The decision to embark on a career reinvention process is non-trivial. If you do, prepare yourself for a process that includes ample learning and regular iteration between the stages. Much like running a marathon, your commitment to sustaining the process determines your outcome.
The term, attitude gets a bad rap most of the time. We associate attitude with words such as bad, uncooperative, truculent, antagonistic. When was the last time you heard someone say, “That person has an attitude,” and you interpreted it as a compliment? Attitude needs a p.r. campaign.
If you’re feeling that tug of “It’s time to do something different,” it pays to spend some time sorting through whether you are best served by a job change or a wholesale career shift. As you might imagine, the two paths are radically different in scale, scope, timing, effort, and risk.
For many of us, the idea of an encore career is an appealing fantasy that never grows closer or more tangible. At least part of the problem for why we remain locked in place stems from our attempt to answer the wrong question. Try a simple reframe of the question, "What do I want to be when I grow up?" to open the floodgates of ideas essential to help us move from fantasy to reality. We have some great design thinkers to thank for this simple, powerful reframe.
There's a process to reinventing your career. Unfortunately, for those who like things nice and tidy and linear, the process regularly involves pivoting and back-tracking plus the occasional unanticipated course correction. And while there's no straight line or stage-gate process, the general flow of your career reinvention work eventually passes through these six steps.
Organizational life is wearing on us, and for those charged with leading and guiding others, it's natural for fatigue to set in on occasion. However, if the fatigue lingers, you might find yourself facing a leadership slump. Here are four big ideas to help you navigate a leadership slump.
No job is perfect, however, when you manage to align your sense of purpose with a cause that brings this purpose to life, the work can be exhilarating at times and enjoyable all of the time. If time is running at a snail's pace and there's no joy in the work, it's time to pursue a reset.
We all intuitively know a toxic workplace is bad for our health. Jeffrey Pfeffer's latest book, Dying for a Paycheck, offers some data to back this claim. And while some may benefit from job change, others are motivated to reinvent their careers as part of saving their health and lives. This articles shares some of the insights gained in working with multiple career reinventors.
There's a well-known mind-body connection when it comes to exercise. The hard work of career reinvention is helped considerably when you commit to a parallel activity of physical transformation

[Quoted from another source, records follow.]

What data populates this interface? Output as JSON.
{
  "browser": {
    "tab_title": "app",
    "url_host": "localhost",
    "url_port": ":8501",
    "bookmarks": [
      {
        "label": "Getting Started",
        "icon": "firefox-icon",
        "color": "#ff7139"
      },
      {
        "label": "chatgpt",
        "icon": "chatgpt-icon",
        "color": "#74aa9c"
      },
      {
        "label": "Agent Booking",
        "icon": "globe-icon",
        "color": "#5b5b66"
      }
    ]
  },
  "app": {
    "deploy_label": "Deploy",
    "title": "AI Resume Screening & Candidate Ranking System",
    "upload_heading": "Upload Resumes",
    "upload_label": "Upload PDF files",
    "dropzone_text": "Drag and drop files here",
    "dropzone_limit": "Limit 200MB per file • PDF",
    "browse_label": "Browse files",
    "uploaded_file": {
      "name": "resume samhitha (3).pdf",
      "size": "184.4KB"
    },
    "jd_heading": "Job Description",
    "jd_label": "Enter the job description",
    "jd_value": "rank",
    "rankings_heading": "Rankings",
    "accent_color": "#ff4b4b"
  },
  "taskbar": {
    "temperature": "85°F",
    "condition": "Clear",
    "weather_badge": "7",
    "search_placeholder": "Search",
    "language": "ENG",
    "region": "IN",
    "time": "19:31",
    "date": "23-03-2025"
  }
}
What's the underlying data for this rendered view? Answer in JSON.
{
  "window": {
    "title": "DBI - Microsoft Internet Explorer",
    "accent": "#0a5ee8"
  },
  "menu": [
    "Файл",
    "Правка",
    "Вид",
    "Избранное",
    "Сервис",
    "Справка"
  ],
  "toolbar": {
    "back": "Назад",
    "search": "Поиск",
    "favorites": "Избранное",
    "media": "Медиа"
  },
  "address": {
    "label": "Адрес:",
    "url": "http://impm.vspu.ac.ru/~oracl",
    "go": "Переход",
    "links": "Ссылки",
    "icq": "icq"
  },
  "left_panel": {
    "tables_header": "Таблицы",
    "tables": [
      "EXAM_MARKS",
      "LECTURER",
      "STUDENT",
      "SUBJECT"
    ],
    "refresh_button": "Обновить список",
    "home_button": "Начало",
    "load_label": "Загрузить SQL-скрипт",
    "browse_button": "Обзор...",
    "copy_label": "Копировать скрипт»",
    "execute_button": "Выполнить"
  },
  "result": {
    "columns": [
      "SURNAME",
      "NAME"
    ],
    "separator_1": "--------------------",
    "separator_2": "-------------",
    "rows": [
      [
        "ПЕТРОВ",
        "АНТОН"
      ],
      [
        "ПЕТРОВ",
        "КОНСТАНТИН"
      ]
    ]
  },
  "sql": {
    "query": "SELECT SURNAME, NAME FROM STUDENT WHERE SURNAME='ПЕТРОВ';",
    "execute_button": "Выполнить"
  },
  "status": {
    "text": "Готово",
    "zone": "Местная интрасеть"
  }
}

For many mid-to-late career professionals, the lure of doing something different is strong. Unfortunately, the barriers in our minds are often stronger. A critical success factor is giving yourself permission to reinvent your career. Once you eliminate this hurdle, the process is navigable.